Yesterday we mentioned the $2 billion loss incurred by Chinese investment group Citic, after one of its units made some unauthorised bets on the Australian Dollar. This is part of a bigger trend. The Wall Street Journal notes today that a host of companies, many located in Latin America, have incurred big losses from currency bets gone awry:
In Brazil, the growing list of blue-chip casualties includes paper-pulp giant Aracruz Celulose SA and industrial conglomerate Grupo Votorantim. In Mexico, trading in tortilla maker Gruma‘s stock was halted earlier this month after its potential losses mounted to $684 million.
The surprise disclosures have sent stock prices tumbling, and regulators in both countries are investigating whether companies adequately disclosed their trading risks to investors.
Some local reports have speculated that the damage in Brazil alone could exceed $30 billion and may affect two hundred companies.
Of course, the natural question is whether these companies were hedging against a change in currency prices, or whether they got caught trying to squeeze extra profits from their currency market actions. It’s probably not such a binary choice.
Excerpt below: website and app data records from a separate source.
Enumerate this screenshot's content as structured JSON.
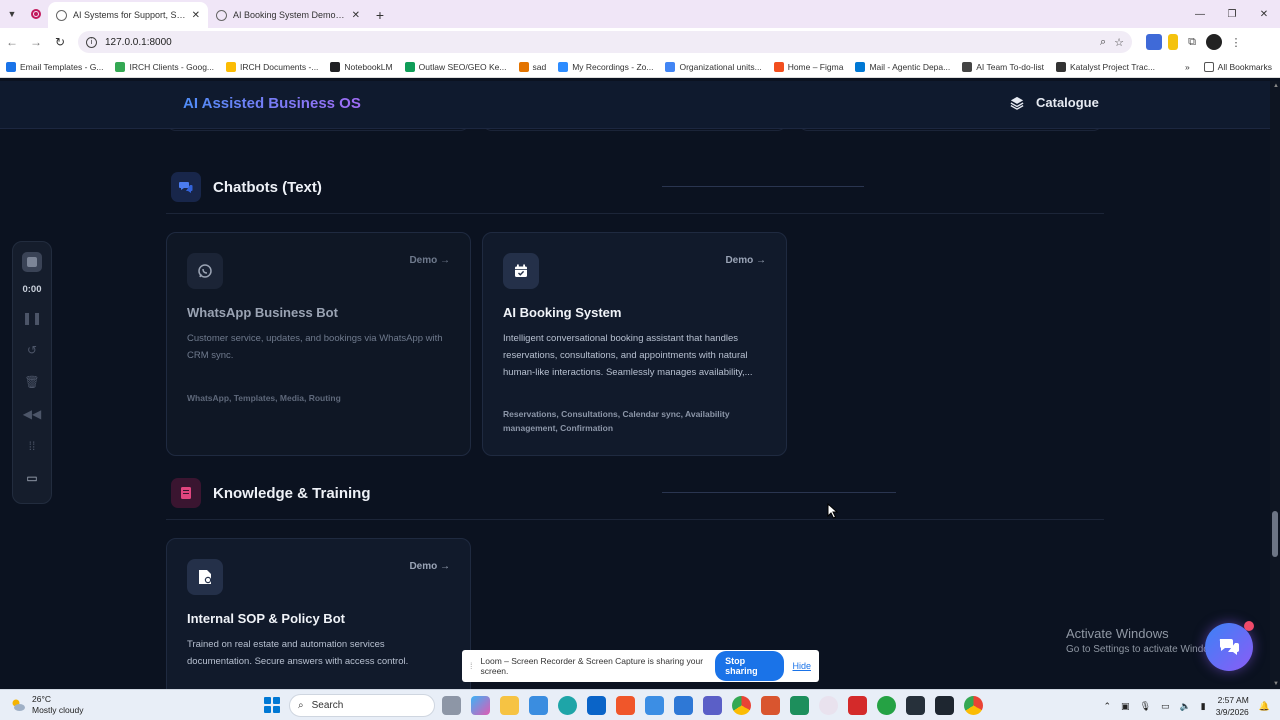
{
  "browser": {
    "tabs": [
      {
        "title": "AI Systems for Support, Sales, a",
        "active": true
      },
      {
        "title": "AI Booking System Demo - AI A",
        "active": false
      }
    ],
    "url": "127.0.0.1:8000",
    "bookmarks": [
      {
        "label": "Email Templates - G...",
        "color": "#1a73e8"
      },
      {
        "label": "IRCH Clients - Goog...",
        "color": "#34a853"
      },
      {
        "label": "IRCH Documents -...",
        "color": "#fbbc04"
      },
      {
        "label": "NotebookLM",
        "color": "#202124"
      },
      {
        "label": "Outlaw SEO/GEO Ke...",
        "color": "#0f9d58"
      },
      {
        "label": "sad",
        "color": "#e37400"
      },
      {
        "label": "My Recordings - Zo...",
        "color": "#2d8cff"
      },
      {
        "label": "Organizational units...",
        "color": "#4285f4"
      },
      {
        "label": "Home – Figma",
        "color": "#f24e1e"
      },
      {
        "label": "Mail - Agentic Depa...",
        "color": "#0078d4"
      },
      {
        "label": "AI Team To-do-list",
        "color": "#444444"
      },
      {
        "label": "Katalyst Project Trac...",
        "color": "#333333"
      }
    ],
    "all_bookmarks": "All Bookmarks"
  },
  "app": {
    "brand": "AI Assisted Business OS",
    "catalogue_label": "Catalogue"
  },
  "sections": [
    {
      "title": "Chatbots (Text)",
      "icon": "chat-bubbles-icon",
      "accent": "#3b6fe0",
      "cards": [
        {
          "title": "WhatsApp Business Bot",
          "icon": "whatsapp-icon",
          "demo": "Demo →",
          "description": "Customer service, updates, and bookings via WhatsApp with CRM sync.",
          "tags": "WhatsApp, Templates, Media, Routing",
          "dimmed": true
        },
        {
          "title": "AI Booking System",
          "icon": "calendar-icon",
          "demo": "Demo →",
          "description": "Intelligent conversational booking assistant that handles reservations, consultations, and appointments with natural human-like interactions. Seamlessly manages availability,...",
          "tags": "Reservations, Consultations, Calendar sync, Availability management, Confirmation",
          "dimmed": false
        }
      ]
    },
    {
      "title": "Knowledge & Training",
      "icon": "book-icon",
      "accent": "#d9467a",
      "cards": [
        {
          "title": "Internal SOP & Policy Bot",
          "icon": "document-icon",
          "demo": "Demo →",
          "description": "Trained on real estate and automation services documentation. Secure answers with access control.",
          "tags": "",
          "dimmed": false
        }
      ]
    }
  ],
  "recorder": {
    "time": "0:00"
  },
  "watermark": {
    "line1": "Activate Windows",
    "line2": "Go to Settings to activate Windows."
  },
  "loom_bar": {
    "message": "Loom – Screen Recorder & Screen Capture is sharing your screen.",
    "stop_label": "Stop sharing",
    "hide_label": "Hide"
  },
  "taskbar": {
    "temperature": "26°C",
    "weather": "Mostly cloudy",
    "search_placeholder": "Search",
    "time": "2:57 AM",
    "date": "3/9/2026"
  }
}
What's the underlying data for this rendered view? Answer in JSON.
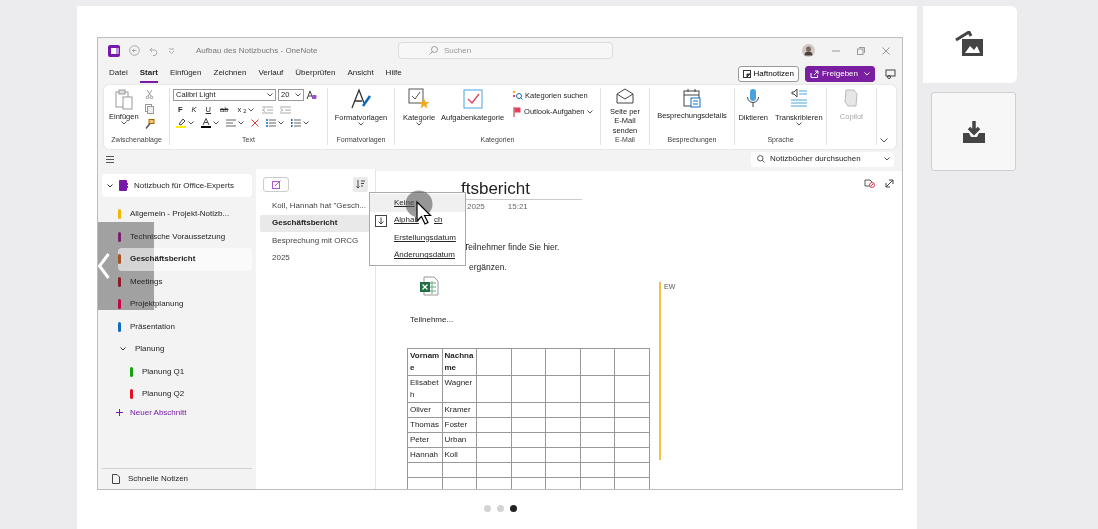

Meanwhile, outside of the currency realm, the pattern persists. Southwest and UAL both booked big losses this quarter due to oil hedging. Ethanol producers got slammed when corn reversed direction and moved lower. Next time around, perhaps, a little more subtlety and sophistication in these positions is called for.